On the one hand, “Whatever is Black and White, is Pyed, and whatever is Pyed is Black and White; ergo, Black and White is Pyed, and, vice versa, Pyed is Black and White.”

On the other, “A pyed Horse is not a white Horse, neither is a pyed a black Horse; how then can pyed Horses come under the Words of black and white Horses?”

Perhaps this will help — a proof that all horses are the same color, condensed from Joel E. Cohen, “On the Nature of Mathematical Proofs,” Opus, May 1961, from A Random Walk in Science:
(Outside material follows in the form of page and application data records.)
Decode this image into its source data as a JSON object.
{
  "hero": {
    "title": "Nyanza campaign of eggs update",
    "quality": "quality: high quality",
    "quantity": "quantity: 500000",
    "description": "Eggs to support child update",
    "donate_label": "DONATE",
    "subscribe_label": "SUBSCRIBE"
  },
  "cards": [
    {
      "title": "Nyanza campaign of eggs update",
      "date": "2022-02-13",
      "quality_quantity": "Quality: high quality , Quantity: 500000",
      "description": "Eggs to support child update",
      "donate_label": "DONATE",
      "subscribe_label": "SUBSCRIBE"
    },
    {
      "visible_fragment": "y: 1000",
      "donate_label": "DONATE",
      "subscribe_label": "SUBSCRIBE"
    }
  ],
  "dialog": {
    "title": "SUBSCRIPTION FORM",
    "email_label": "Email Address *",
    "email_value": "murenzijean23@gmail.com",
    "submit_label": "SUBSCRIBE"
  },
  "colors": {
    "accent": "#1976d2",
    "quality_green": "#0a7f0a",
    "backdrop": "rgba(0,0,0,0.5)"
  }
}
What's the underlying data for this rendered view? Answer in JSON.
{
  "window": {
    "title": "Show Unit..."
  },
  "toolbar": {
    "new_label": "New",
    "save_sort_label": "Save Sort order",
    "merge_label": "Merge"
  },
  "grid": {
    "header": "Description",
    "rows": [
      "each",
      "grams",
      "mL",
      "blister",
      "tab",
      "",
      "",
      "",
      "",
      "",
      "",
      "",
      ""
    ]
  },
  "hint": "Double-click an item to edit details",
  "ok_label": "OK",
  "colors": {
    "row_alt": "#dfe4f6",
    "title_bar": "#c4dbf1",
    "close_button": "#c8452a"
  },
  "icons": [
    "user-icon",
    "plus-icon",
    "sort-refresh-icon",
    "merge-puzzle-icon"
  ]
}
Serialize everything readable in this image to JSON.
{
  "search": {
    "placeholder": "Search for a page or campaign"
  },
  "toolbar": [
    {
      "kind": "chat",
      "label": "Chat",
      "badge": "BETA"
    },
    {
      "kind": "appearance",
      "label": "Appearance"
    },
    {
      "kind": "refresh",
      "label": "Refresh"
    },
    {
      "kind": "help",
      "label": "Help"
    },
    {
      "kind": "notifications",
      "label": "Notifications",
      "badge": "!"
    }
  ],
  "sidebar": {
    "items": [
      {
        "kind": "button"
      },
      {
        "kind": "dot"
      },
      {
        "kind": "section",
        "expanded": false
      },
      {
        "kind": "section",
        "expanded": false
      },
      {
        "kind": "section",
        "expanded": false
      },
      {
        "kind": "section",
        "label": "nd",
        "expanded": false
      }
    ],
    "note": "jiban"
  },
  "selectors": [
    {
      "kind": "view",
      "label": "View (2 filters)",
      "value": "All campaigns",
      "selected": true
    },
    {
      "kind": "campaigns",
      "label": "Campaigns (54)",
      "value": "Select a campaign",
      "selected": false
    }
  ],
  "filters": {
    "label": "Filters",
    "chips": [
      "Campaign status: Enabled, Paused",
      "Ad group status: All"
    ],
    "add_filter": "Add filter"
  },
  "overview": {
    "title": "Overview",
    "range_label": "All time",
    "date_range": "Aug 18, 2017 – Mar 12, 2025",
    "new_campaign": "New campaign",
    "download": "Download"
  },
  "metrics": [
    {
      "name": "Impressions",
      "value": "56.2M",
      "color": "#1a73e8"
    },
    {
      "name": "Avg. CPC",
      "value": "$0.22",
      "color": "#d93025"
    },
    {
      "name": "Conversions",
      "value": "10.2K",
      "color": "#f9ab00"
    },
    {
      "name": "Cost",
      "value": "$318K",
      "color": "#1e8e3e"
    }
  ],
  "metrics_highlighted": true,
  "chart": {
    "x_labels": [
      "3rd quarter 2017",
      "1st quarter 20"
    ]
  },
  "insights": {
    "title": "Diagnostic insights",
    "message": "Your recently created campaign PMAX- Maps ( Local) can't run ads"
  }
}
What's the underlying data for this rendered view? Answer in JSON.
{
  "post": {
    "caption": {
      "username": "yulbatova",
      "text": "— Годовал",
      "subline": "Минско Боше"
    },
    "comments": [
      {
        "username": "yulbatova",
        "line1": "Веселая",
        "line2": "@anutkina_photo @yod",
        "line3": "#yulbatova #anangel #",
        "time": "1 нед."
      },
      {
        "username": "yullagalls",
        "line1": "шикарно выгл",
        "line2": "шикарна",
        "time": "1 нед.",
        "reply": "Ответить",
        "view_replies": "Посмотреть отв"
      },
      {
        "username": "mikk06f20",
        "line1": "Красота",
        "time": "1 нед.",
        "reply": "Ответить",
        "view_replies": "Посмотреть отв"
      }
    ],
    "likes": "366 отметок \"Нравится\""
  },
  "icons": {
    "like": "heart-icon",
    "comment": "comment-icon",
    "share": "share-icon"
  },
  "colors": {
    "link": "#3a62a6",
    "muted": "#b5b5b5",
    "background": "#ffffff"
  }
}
It is obvious that one horse is the same colour. Let us assume the proposition P(k) that k horses are the same colour and use this to imply that k+1 horses are the same colour. Given the set of k+1 horses, we remove one horse; then the remaining k horses are the same colour, by hypothesis. We remove another horse and replace the first; the k horses, by hypothesis, are again the same colour. We repeat this until by exhaustion the k+1 sets of k horses have each been shown to be the same colour. It follows then that since every horse is the same colour as every other horse, P(k) entails P(k+1). But since we have shown P(1) to be true, P is true for all succeeding values of k, that is, all horses are the same colour.